What needs to be done —
As the answer, give a copy of each line below that includes the word "Through".

Exercise inputs —
--------------------------------

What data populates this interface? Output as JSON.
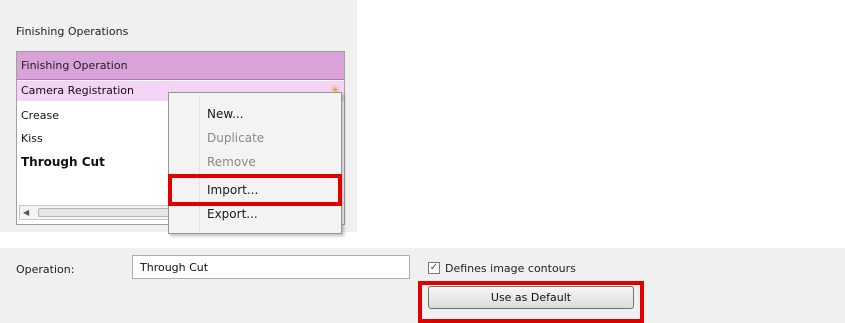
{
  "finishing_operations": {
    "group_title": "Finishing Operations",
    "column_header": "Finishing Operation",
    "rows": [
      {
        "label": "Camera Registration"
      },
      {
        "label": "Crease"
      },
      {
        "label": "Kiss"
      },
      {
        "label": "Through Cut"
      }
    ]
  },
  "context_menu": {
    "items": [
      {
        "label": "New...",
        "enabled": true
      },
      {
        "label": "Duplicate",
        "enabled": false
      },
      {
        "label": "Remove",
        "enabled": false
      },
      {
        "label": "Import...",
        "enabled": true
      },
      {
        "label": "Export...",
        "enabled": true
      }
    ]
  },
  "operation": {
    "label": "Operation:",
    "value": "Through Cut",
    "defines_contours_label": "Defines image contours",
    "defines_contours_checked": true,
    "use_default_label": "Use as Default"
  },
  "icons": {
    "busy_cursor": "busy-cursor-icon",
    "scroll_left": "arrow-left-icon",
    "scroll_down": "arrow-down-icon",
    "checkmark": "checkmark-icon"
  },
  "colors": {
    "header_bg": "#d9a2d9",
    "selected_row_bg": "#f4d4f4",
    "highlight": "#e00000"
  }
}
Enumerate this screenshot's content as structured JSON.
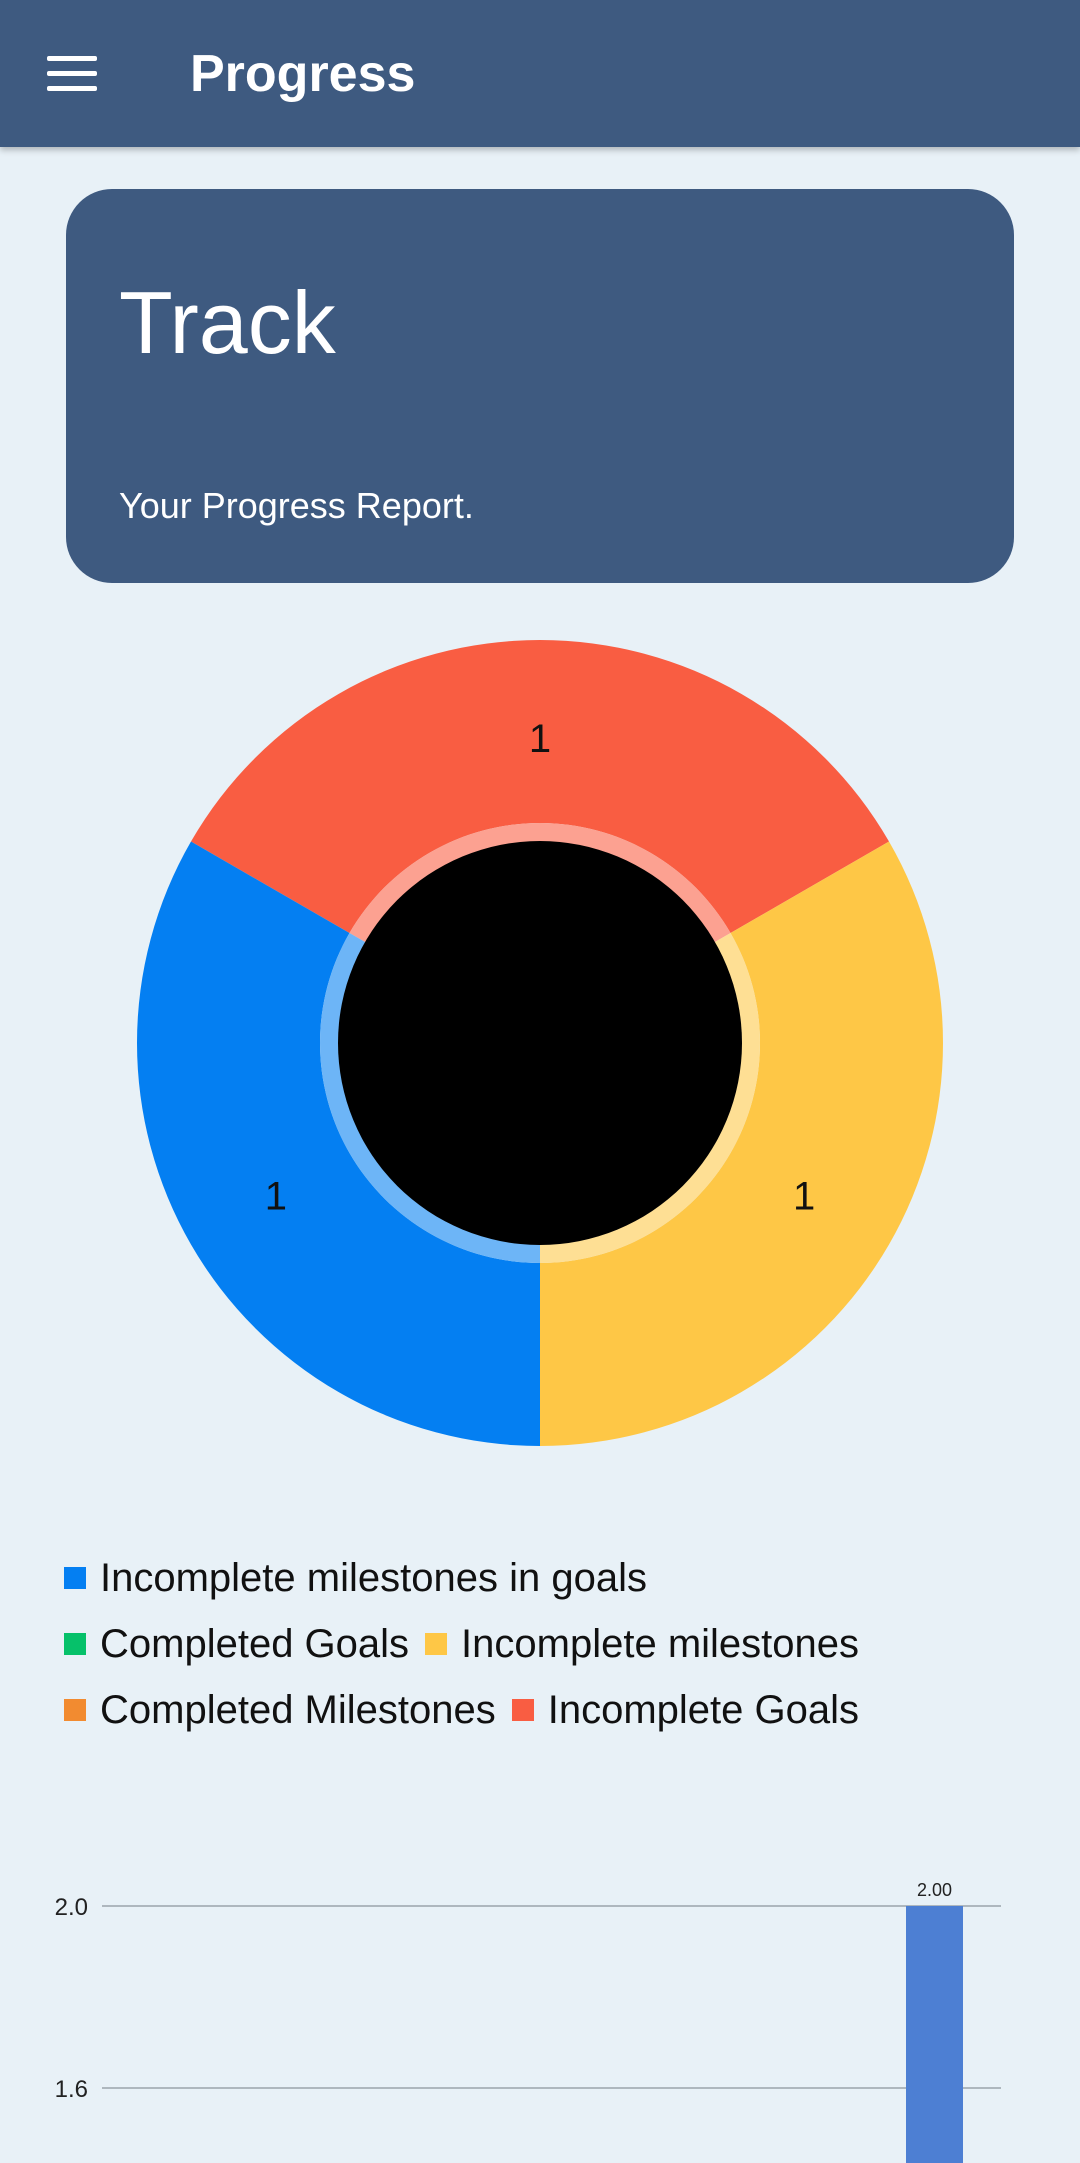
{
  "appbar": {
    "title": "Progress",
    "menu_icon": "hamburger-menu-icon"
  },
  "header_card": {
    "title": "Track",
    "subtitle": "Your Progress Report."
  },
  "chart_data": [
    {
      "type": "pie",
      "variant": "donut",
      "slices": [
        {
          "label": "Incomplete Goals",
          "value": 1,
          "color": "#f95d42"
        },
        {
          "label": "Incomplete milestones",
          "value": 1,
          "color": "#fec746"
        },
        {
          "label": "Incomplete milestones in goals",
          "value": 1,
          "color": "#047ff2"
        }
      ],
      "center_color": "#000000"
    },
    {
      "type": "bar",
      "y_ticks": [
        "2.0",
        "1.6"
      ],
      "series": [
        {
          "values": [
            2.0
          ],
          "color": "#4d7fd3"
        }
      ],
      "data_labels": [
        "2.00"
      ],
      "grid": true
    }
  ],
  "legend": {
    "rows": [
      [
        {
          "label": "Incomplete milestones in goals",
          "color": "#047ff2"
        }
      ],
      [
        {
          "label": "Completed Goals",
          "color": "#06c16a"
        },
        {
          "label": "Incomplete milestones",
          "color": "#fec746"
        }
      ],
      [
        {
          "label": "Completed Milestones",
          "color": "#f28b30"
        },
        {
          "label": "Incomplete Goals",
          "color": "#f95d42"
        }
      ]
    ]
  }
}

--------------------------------

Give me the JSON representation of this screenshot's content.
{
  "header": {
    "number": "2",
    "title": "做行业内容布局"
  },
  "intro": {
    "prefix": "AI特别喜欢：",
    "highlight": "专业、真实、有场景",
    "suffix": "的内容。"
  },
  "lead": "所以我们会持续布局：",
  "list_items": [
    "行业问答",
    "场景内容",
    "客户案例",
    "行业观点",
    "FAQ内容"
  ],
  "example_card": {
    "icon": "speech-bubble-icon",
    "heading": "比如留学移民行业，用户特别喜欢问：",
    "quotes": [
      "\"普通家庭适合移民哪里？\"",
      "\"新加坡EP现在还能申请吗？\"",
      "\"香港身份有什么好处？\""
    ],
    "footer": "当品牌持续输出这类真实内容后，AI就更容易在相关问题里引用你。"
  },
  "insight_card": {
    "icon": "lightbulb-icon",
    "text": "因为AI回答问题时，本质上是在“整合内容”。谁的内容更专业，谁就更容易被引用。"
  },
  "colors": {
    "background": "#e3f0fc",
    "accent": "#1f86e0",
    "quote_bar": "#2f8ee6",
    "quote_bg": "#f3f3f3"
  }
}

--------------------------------

Finished task —
        "label": "Through Cut"
    "value": "Through Cut",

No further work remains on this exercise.